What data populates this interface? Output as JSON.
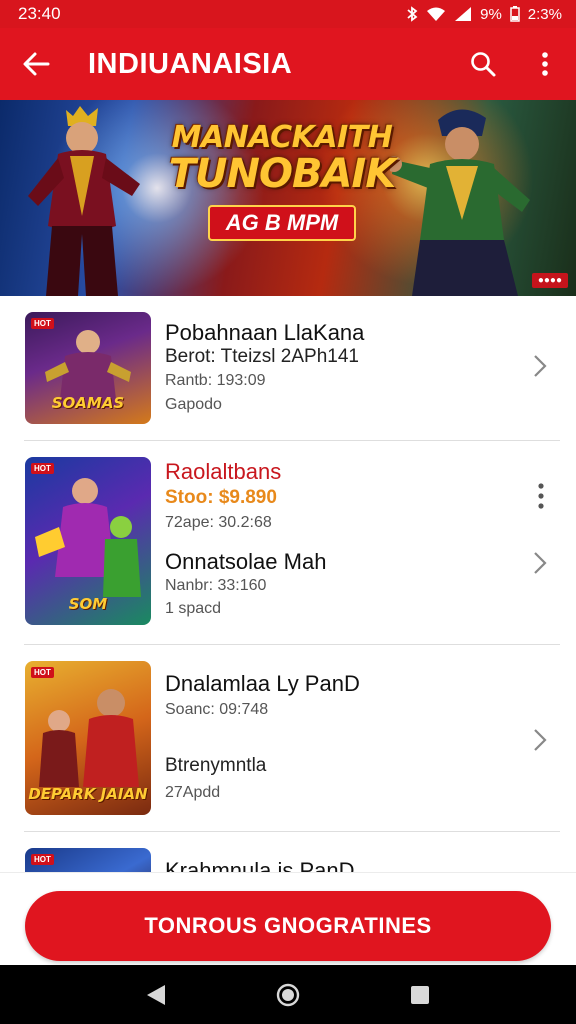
{
  "status_bar": {
    "time": "23:40",
    "battery": "9%",
    "battery_extra": "2:3%"
  },
  "app_bar": {
    "title": "INDIUANAISIA"
  },
  "banner": {
    "title_line1": "MANACKAITH",
    "title_line2": "TUNOBAIK",
    "pill": "AG B MPM"
  },
  "list": [
    {
      "title": "Pobahnaan LlaKana",
      "subtitle": "Berot: Tteizsl 2APh141",
      "meta1": "Rantb: 193:09",
      "meta2": "Gapodo",
      "thumb_caption": "SOAMAS"
    },
    {
      "title": "Raolaltbans",
      "price": "Stoo: $9.890",
      "meta0": "72ape: 30.2:68",
      "title2": "Onnatsolae Mah",
      "meta1": "Nanbr: 33:160",
      "meta2": "1 spacd",
      "thumb_caption": "SOM"
    },
    {
      "title": "Dnalamlaa Ly PanD",
      "meta0": "Soanc: 09:748",
      "subtitle": "Btrenymntla",
      "meta1": "27Apdd",
      "thumb_caption": "DEPARK JAIAN"
    },
    {
      "title": "Krahmnula is PanD"
    }
  ],
  "cta": {
    "label": "TONROUS GNOGRATINES"
  },
  "colors": {
    "accent": "#e0151f",
    "status": "#d8151d",
    "highlight": "#e8891b"
  }
}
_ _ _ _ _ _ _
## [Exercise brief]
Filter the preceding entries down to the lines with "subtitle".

## [Your solution]
      "subtitle": "Berot: Tteizsl 2APh141",
      "subtitle": "Btrenymntla",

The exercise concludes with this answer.